Some lines in the entries contain the word "accel". Copy all of them.

*** Dataset extract

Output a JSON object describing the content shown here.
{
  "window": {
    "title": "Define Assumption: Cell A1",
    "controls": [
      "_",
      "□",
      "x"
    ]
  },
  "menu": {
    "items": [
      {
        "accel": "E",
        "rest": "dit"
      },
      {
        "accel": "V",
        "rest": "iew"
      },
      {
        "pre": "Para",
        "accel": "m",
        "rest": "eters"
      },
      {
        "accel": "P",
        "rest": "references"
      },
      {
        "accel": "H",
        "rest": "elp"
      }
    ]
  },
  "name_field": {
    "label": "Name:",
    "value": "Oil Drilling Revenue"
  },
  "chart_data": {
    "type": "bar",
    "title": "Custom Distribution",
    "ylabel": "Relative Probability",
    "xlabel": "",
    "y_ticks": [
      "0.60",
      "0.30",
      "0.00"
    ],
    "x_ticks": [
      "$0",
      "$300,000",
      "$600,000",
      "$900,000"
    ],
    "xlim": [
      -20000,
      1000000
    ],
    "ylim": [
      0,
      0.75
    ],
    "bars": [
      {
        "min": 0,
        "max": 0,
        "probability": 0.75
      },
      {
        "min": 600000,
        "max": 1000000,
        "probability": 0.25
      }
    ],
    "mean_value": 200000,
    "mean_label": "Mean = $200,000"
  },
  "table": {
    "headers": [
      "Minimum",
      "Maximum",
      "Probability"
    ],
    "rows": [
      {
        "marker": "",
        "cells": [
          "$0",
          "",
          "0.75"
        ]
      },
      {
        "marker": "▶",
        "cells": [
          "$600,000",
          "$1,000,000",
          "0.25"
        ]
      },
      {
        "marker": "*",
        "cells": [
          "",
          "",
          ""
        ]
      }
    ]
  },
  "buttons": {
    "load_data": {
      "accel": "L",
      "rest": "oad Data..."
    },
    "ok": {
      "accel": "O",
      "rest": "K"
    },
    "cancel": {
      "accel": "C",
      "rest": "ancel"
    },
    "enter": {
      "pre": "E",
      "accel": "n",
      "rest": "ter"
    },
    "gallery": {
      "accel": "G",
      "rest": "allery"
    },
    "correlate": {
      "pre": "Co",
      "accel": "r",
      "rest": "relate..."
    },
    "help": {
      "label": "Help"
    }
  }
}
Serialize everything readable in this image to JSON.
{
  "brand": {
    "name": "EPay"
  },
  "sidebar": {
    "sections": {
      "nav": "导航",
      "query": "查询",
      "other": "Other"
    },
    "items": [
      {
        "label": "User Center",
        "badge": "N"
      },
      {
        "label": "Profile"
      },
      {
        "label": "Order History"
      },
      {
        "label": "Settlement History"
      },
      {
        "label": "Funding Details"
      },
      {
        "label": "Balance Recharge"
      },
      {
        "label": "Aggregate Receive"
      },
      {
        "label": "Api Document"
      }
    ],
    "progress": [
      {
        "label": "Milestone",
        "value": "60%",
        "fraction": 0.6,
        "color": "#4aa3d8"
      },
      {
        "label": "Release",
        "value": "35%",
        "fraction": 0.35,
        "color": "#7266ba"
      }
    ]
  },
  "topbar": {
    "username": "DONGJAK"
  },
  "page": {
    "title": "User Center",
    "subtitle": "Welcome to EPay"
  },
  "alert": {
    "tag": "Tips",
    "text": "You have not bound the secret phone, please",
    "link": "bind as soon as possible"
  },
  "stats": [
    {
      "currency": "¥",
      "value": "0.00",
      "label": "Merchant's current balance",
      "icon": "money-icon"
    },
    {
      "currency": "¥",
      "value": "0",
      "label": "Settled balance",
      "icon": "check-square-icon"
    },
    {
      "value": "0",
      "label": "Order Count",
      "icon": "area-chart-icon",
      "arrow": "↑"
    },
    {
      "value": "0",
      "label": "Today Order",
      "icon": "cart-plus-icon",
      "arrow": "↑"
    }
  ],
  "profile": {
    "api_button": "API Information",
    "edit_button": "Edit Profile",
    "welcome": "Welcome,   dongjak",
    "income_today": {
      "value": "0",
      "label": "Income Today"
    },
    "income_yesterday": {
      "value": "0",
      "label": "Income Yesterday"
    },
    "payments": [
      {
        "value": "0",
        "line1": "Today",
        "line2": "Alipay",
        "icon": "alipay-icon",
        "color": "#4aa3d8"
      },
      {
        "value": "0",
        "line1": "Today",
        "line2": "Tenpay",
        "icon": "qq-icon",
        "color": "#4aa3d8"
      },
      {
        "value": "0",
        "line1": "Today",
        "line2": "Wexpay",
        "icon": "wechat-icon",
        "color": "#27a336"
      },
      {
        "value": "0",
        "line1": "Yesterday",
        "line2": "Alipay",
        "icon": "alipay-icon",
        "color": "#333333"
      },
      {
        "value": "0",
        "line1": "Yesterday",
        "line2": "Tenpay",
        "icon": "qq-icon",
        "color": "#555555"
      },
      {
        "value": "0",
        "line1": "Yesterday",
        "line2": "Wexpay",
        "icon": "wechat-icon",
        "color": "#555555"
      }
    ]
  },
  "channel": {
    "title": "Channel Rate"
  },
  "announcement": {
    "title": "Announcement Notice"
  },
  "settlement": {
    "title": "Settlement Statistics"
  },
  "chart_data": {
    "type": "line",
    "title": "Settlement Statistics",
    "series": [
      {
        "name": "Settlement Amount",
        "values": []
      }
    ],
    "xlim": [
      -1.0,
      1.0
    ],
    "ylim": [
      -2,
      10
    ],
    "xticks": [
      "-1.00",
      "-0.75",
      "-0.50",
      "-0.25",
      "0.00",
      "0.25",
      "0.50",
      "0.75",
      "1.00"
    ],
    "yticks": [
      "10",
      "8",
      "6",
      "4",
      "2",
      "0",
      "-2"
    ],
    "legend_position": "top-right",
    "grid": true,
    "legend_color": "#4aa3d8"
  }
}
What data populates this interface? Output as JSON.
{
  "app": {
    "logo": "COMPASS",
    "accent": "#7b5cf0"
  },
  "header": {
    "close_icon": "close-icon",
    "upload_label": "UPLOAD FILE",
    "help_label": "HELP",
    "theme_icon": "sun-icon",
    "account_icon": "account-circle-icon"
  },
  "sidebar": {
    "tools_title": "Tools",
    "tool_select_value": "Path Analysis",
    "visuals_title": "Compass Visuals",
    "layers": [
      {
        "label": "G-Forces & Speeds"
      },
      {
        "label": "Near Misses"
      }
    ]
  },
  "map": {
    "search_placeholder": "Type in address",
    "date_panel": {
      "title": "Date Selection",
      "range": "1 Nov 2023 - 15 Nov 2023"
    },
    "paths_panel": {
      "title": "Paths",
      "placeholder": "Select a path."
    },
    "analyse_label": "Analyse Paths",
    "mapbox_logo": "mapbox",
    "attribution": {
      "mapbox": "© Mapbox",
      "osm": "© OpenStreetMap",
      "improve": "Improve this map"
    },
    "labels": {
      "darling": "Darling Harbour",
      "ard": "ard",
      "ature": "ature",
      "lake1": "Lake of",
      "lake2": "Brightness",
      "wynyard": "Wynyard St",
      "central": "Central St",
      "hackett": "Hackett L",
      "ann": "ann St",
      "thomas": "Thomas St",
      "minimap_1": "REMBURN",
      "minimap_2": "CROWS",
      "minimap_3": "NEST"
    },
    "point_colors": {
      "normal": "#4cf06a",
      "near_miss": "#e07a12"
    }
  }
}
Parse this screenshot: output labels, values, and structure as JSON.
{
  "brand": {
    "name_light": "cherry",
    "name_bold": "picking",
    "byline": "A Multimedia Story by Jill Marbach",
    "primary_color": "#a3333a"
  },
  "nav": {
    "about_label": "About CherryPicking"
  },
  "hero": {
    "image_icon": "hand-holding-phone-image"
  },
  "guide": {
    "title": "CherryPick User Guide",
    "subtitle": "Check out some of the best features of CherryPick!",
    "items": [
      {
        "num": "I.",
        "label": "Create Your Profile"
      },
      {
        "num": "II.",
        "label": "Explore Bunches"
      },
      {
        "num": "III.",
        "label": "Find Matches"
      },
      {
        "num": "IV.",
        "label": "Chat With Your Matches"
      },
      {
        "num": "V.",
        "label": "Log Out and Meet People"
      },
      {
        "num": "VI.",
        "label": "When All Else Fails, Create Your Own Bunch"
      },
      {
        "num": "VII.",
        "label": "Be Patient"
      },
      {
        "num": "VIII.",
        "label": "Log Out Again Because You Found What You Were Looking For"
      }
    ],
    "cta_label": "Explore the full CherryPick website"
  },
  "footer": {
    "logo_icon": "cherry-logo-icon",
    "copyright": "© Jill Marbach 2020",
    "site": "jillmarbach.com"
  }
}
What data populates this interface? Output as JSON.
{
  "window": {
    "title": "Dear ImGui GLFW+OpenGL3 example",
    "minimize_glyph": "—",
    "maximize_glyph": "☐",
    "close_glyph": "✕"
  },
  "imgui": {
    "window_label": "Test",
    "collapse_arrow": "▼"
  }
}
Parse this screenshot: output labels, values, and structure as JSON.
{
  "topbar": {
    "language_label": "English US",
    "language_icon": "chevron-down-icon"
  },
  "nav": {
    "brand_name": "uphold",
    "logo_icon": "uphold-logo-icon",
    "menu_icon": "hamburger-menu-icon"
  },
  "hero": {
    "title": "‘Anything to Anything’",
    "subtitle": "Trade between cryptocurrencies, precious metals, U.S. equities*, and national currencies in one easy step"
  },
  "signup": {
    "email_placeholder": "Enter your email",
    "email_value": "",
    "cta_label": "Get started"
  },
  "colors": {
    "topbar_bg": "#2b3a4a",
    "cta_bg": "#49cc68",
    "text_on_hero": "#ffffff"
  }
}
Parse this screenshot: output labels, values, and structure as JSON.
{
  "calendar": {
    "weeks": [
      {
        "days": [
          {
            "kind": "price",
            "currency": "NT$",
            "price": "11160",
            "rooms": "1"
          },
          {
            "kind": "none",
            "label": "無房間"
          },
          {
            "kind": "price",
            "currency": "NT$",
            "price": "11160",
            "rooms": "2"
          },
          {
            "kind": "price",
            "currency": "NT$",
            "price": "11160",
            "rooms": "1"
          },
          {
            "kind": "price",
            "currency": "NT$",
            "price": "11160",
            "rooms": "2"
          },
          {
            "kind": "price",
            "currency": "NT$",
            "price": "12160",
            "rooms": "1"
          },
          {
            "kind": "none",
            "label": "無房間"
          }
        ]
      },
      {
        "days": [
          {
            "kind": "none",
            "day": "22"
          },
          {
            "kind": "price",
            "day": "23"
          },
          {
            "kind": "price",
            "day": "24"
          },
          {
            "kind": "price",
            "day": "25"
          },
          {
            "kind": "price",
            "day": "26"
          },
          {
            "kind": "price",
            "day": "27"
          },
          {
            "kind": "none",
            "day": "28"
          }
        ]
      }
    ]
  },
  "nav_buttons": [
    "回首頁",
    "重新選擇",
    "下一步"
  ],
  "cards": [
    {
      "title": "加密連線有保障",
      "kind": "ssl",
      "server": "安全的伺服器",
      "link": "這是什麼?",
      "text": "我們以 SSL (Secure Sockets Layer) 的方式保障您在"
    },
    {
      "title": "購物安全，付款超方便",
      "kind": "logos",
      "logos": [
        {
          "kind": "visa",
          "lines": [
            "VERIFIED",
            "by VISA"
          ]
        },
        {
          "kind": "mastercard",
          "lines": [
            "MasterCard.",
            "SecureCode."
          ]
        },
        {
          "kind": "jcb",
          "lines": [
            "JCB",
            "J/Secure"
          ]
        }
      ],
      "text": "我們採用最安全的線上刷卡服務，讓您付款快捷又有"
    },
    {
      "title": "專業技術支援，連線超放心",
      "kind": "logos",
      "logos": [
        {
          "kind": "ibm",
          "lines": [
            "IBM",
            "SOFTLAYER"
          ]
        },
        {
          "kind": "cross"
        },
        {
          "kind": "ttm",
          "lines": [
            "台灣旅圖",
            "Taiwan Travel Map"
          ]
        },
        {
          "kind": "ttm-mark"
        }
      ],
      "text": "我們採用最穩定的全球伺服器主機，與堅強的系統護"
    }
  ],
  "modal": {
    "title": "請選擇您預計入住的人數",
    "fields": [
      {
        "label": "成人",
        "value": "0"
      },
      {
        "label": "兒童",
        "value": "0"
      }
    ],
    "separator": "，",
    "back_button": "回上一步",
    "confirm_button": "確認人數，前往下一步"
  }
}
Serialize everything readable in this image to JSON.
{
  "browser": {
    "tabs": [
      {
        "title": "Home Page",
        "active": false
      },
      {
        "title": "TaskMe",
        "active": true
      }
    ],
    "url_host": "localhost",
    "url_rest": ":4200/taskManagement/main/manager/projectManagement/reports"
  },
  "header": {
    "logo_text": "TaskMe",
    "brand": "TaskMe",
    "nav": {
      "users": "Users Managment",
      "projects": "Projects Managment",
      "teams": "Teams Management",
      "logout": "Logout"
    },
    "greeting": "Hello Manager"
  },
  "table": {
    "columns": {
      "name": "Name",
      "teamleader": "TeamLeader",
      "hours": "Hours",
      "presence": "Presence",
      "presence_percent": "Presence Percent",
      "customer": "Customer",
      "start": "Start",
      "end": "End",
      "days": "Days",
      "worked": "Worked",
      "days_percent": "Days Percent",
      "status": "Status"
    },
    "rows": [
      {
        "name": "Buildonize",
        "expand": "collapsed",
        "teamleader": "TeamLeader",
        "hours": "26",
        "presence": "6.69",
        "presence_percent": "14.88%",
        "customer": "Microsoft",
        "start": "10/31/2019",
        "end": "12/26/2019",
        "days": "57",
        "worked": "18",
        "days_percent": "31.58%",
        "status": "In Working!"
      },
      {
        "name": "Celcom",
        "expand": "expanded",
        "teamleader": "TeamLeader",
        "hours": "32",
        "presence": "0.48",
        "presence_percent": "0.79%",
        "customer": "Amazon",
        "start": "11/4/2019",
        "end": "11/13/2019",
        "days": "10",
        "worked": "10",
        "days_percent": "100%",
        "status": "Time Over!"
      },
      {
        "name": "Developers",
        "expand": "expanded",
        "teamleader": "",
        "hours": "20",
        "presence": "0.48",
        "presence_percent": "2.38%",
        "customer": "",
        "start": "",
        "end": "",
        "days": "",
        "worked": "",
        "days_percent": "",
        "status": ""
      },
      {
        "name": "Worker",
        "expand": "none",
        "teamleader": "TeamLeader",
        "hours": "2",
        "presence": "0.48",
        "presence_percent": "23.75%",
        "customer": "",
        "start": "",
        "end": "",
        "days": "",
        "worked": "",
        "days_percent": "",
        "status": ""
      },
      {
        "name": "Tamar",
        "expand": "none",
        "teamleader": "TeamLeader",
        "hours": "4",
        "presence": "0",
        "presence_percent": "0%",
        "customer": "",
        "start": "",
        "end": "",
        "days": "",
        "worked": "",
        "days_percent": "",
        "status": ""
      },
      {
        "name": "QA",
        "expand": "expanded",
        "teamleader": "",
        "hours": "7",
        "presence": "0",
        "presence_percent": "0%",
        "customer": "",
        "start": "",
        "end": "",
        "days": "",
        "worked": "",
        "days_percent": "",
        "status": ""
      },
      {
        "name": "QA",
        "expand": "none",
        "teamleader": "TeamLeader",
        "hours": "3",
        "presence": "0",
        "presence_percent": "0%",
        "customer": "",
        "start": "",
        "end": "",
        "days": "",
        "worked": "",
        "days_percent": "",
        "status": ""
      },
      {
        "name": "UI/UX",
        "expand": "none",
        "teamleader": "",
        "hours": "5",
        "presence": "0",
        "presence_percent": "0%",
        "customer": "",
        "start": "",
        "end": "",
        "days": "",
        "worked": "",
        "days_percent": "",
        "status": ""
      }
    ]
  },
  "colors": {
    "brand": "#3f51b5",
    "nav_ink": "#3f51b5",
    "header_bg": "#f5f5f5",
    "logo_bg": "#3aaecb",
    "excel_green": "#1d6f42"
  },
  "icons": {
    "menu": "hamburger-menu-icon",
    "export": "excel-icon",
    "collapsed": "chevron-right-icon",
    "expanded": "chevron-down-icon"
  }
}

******

### Answer section
        "accel": "E",
        "accel": "V",
        "accel": "m",
        "accel": "P",
        "accel": "H",
      "accel": "L",
      "accel": "O",
      "accel": "C",
      "accel": "n",
      "accel": "G",
      "accel": "r",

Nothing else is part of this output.